## INSTRUCTIONS FOR THE TASK
All of the records below should be retyped exactly, with no pictures included.

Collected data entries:
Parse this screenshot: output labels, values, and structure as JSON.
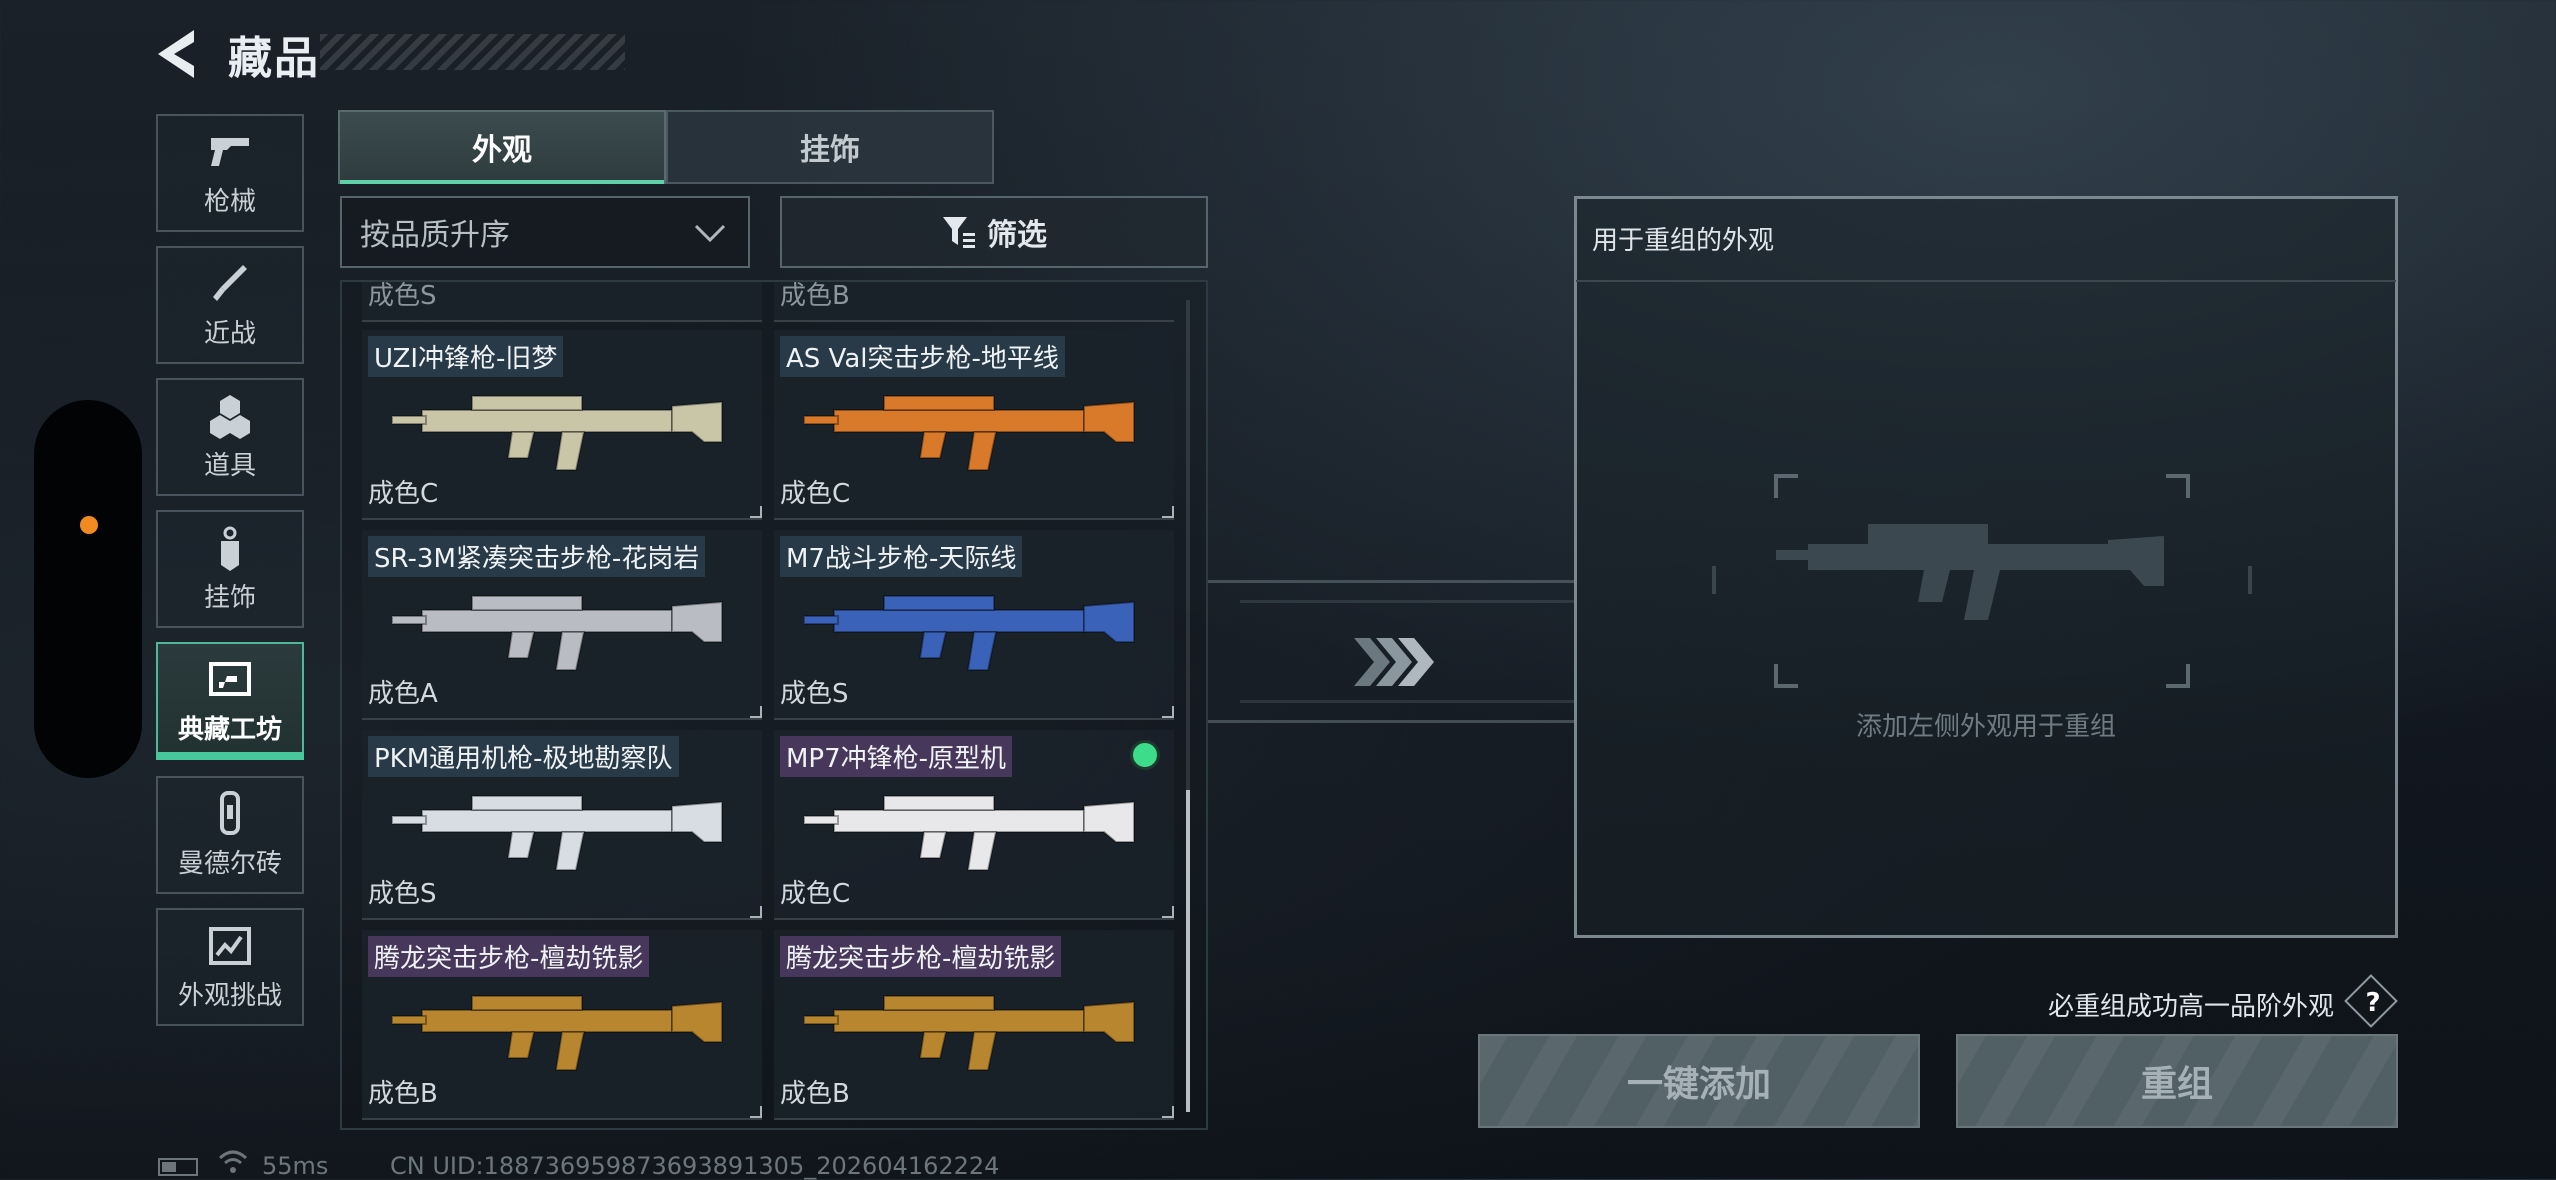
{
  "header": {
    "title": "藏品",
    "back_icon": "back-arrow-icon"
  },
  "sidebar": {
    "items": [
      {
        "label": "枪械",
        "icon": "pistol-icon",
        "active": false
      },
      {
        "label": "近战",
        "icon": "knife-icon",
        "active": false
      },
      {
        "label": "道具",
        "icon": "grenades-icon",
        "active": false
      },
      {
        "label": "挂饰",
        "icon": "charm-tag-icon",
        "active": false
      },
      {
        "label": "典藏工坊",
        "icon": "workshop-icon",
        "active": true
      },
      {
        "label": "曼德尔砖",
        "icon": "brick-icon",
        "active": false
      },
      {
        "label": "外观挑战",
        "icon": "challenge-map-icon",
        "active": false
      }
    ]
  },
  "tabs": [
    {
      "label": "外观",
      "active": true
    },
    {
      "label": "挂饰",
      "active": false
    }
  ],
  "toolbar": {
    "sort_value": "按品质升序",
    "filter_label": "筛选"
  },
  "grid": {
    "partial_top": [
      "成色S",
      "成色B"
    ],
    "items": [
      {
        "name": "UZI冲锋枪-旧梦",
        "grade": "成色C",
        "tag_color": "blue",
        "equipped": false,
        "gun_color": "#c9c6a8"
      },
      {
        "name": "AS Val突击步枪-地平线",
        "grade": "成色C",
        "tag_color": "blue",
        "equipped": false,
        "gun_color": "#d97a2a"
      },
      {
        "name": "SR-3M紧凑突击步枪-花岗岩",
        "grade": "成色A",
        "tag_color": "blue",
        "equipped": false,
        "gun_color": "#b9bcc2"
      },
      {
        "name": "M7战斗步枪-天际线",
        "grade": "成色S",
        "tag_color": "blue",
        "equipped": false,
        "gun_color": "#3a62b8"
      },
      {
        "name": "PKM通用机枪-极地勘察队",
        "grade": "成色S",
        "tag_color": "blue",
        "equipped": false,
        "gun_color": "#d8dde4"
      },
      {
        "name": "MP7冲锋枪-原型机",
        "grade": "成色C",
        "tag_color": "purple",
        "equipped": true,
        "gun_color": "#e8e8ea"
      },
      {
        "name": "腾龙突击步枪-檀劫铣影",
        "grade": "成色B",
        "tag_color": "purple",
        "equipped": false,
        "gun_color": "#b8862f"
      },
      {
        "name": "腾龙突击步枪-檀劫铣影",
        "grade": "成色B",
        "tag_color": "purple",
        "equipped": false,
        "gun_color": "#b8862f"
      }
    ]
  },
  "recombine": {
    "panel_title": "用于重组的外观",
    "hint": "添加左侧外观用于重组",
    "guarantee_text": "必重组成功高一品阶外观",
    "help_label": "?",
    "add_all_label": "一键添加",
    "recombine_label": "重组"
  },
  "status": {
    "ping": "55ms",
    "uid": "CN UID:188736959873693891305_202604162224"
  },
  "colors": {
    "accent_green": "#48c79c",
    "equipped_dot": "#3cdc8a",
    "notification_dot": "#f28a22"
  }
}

## EXERCISE SOLUTION
Parse this screenshot: output labels, values, and structure as JSON.
{
  "header": {
    "title": "藏品",
    "back_icon": "back-arrow-icon"
  },
  "sidebar": {
    "items": [
      {
        "label": "枪械",
        "icon": "pistol-icon",
        "active": false
      },
      {
        "label": "近战",
        "icon": "knife-icon",
        "active": false
      },
      {
        "label": "道具",
        "icon": "grenades-icon",
        "active": false
      },
      {
        "label": "挂饰",
        "icon": "charm-tag-icon",
        "active": false
      },
      {
        "label": "典藏工坊",
        "icon": "workshop-icon",
        "active": true
      },
      {
        "label": "曼德尔砖",
        "icon": "brick-icon",
        "active": false
      },
      {
        "label": "外观挑战",
        "icon": "challenge-map-icon",
        "active": false
      }
    ]
  },
  "tabs": [
    {
      "label": "外观",
      "active": true
    },
    {
      "label": "挂饰",
      "active": false
    }
  ],
  "toolbar": {
    "sort_value": "按品质升序",
    "filter_label": "筛选"
  },
  "grid": {
    "partial_top": [
      "成色S",
      "成色B"
    ],
    "items": [
      {
        "name": "UZI冲锋枪-旧梦",
        "grade": "成色C",
        "tag_color": "blue",
        "equipped": false,
        "gun_color": "#c9c6a8"
      },
      {
        "name": "AS Val突击步枪-地平线",
        "grade": "成色C",
        "tag_color": "blue",
        "equipped": false,
        "gun_color": "#d97a2a"
      },
      {
        "name": "SR-3M紧凑突击步枪-花岗岩",
        "grade": "成色A",
        "tag_color": "blue",
        "equipped": false,
        "gun_color": "#b9bcc2"
      },
      {
        "name": "M7战斗步枪-天际线",
        "grade": "成色S",
        "tag_color": "blue",
        "equipped": false,
        "gun_color": "#3a62b8"
      },
      {
        "name": "PKM通用机枪-极地勘察队",
        "grade": "成色S",
        "tag_color": "blue",
        "equipped": false,
        "gun_color": "#d8dde4"
      },
      {
        "name": "MP7冲锋枪-原型机",
        "grade": "成色C",
        "tag_color": "purple",
        "equipped": true,
        "gun_color": "#e8e8ea"
      },
      {
        "name": "腾龙突击步枪-檀劫铣影",
        "grade": "成色B",
        "tag_color": "purple",
        "equipped": false,
        "gun_color": "#b8862f"
      },
      {
        "name": "腾龙突击步枪-檀劫铣影",
        "grade": "成色B",
        "tag_color": "purple",
        "equipped": false,
        "gun_color": "#b8862f"
      }
    ]
  },
  "recombine": {
    "panel_title": "用于重组的外观",
    "hint": "添加左侧外观用于重组",
    "guarantee_text": "必重组成功高一品阶外观",
    "help_label": "?",
    "add_all_label": "一键添加",
    "recombine_label": "重组"
  },
  "status": {
    "ping": "55ms",
    "uid": "CN UID:188736959873693891305_202604162224"
  },
  "colors": {
    "accent_green": "#48c79c",
    "equipped_dot": "#3cdc8a",
    "notification_dot": "#f28a22"
  }
}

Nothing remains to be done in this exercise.